Although statistics are not available, among the 1,000-plus career diplomats I have met personally are people from dozens of professions unrelated to foreign affairs, including medicine, law, science, arts and entertainment, corrections work, and the hospitality, food, and beverage industries. Ivy League graduates are now a minority in the service, the State Department said. But the gains in professional versatility cannot compensate for the slow progress in ethnic and gender diversity, which needs urgent attention, current and former diplomats said. Although some expressed understanding of the difficulty of the task and sympathy for the challenging work of their colleagues in human resources, others said the State Department is not doing enough.

As Rice pointed out in her speech, by failing to draw “fully on the strengths of our great nation” we’re shortchanging our diplomatic corps and dooming ourselves to a legacy of groupthink. “Without tapping into America’s full range of races, religions, ethnicities, language skills, and social and economic experiences we are leading in a complex world with one hand tied behind our back,” Rice said.

Creating a diverse Foreign Service, then, isn’t just some feel-good project. It’s the only way to ensure that the State Department is ready to challenge old modes of thinking and craft solutions that truly represent what today’s America has to offer.

Photo Credit: Bloomberg / Contributor

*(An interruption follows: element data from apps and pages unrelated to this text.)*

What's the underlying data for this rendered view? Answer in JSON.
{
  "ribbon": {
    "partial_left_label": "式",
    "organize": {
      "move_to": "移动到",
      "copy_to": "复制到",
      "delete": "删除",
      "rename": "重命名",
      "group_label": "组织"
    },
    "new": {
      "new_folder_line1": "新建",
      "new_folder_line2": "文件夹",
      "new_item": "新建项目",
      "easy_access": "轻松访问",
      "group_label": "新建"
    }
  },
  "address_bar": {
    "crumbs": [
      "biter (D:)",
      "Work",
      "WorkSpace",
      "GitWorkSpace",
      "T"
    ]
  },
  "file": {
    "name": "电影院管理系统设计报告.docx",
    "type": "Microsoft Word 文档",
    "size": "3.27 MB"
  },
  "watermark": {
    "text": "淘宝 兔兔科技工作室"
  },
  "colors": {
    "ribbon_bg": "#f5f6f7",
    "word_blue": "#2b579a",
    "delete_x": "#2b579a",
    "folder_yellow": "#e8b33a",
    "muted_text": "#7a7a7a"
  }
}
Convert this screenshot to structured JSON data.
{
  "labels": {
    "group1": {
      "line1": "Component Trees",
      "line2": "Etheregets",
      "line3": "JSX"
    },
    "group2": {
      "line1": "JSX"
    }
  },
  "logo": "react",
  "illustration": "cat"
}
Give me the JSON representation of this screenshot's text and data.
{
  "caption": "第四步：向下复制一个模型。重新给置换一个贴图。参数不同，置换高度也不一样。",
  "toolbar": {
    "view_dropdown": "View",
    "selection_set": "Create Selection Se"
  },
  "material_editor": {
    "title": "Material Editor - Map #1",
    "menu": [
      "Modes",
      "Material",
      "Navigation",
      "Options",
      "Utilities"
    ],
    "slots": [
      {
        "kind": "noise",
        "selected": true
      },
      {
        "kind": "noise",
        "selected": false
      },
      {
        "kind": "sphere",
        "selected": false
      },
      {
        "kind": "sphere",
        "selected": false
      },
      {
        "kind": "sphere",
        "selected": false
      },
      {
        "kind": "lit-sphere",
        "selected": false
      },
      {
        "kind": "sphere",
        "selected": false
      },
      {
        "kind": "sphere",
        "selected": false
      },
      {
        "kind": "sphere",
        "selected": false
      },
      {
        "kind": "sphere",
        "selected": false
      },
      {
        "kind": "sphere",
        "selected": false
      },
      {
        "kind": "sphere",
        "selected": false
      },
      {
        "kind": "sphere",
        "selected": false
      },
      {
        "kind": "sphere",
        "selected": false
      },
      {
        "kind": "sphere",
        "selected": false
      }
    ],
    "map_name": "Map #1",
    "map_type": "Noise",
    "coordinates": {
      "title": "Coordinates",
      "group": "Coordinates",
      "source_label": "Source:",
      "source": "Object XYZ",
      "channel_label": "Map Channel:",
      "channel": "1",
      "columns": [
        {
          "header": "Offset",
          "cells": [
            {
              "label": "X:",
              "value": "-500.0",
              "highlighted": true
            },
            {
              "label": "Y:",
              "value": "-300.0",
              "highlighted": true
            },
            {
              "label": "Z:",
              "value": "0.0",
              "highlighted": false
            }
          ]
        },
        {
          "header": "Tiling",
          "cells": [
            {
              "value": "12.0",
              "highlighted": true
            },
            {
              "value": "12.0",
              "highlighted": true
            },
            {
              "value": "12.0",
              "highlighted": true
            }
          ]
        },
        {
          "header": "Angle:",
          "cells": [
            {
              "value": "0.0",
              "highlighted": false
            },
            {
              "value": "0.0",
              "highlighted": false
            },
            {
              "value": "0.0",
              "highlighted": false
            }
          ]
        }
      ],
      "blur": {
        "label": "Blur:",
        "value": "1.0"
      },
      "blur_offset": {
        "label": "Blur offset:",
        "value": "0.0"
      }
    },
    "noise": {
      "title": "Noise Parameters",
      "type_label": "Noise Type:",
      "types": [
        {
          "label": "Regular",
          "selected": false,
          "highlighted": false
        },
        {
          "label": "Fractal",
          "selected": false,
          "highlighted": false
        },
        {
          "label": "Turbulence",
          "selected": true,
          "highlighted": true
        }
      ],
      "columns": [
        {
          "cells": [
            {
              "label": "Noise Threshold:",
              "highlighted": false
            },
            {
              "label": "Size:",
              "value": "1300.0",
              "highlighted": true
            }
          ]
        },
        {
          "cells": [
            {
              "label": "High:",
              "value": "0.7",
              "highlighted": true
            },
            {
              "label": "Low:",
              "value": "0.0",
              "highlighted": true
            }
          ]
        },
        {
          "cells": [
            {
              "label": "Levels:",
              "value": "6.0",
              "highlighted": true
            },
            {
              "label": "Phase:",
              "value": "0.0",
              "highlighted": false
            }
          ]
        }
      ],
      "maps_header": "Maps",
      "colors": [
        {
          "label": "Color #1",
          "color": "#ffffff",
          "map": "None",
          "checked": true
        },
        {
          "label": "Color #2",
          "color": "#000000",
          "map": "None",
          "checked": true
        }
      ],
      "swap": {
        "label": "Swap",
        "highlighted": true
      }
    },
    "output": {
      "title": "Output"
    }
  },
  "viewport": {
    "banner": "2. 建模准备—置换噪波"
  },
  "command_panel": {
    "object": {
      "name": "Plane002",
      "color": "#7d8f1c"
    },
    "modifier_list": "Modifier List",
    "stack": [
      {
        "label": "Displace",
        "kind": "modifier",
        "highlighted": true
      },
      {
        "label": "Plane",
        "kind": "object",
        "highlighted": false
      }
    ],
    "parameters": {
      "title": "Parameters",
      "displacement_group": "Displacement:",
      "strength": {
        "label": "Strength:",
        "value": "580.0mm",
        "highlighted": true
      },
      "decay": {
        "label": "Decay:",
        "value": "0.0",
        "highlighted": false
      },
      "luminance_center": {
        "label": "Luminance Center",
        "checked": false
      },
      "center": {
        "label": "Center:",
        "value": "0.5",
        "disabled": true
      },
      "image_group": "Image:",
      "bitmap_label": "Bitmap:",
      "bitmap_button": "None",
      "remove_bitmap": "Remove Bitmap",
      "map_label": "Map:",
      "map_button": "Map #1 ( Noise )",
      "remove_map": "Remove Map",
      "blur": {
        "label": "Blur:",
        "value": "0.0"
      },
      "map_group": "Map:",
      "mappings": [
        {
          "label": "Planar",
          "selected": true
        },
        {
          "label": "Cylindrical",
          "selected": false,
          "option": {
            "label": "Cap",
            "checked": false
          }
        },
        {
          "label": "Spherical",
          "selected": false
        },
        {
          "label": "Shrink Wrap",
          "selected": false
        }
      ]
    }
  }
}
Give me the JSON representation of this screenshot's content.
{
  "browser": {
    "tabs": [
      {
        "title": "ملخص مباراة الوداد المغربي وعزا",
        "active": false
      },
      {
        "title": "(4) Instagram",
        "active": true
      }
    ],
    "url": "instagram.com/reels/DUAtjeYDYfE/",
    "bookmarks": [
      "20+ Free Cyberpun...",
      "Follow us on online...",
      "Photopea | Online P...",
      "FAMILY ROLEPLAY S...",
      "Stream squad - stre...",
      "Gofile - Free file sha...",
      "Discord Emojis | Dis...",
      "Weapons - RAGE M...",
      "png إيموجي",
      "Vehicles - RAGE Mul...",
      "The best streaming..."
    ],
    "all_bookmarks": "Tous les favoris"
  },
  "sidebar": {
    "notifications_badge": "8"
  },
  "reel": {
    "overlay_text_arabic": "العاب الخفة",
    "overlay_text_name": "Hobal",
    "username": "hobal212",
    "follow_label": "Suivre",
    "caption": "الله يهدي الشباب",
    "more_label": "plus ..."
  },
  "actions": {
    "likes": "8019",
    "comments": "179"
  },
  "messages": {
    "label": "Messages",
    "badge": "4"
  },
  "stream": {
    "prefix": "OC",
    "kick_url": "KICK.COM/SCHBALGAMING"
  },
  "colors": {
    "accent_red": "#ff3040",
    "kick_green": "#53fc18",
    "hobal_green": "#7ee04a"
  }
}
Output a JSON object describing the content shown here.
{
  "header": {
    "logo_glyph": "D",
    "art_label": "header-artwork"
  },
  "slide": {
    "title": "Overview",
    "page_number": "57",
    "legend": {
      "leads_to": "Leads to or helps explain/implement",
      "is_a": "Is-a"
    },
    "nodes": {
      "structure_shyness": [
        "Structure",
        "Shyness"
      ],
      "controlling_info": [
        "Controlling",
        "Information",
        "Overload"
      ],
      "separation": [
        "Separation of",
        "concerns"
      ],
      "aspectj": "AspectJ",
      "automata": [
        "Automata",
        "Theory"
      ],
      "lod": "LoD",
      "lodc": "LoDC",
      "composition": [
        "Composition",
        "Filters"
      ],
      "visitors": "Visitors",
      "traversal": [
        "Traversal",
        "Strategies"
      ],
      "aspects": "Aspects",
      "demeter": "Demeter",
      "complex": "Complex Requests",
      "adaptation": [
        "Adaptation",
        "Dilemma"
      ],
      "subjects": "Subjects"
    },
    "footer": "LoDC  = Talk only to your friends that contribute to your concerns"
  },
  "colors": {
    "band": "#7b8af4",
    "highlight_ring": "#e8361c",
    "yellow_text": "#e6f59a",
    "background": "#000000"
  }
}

Nicholas Kralev is a former Financial Times and Washington Times correspondent and author of America's Other Army: The U.S. Foreign Service and 21st Century Diplomacy. All rights reserved. No part of this excerpt may be reproduced or reprinted without permission in writing from the author. To contact Kralev or for more information about the book, go to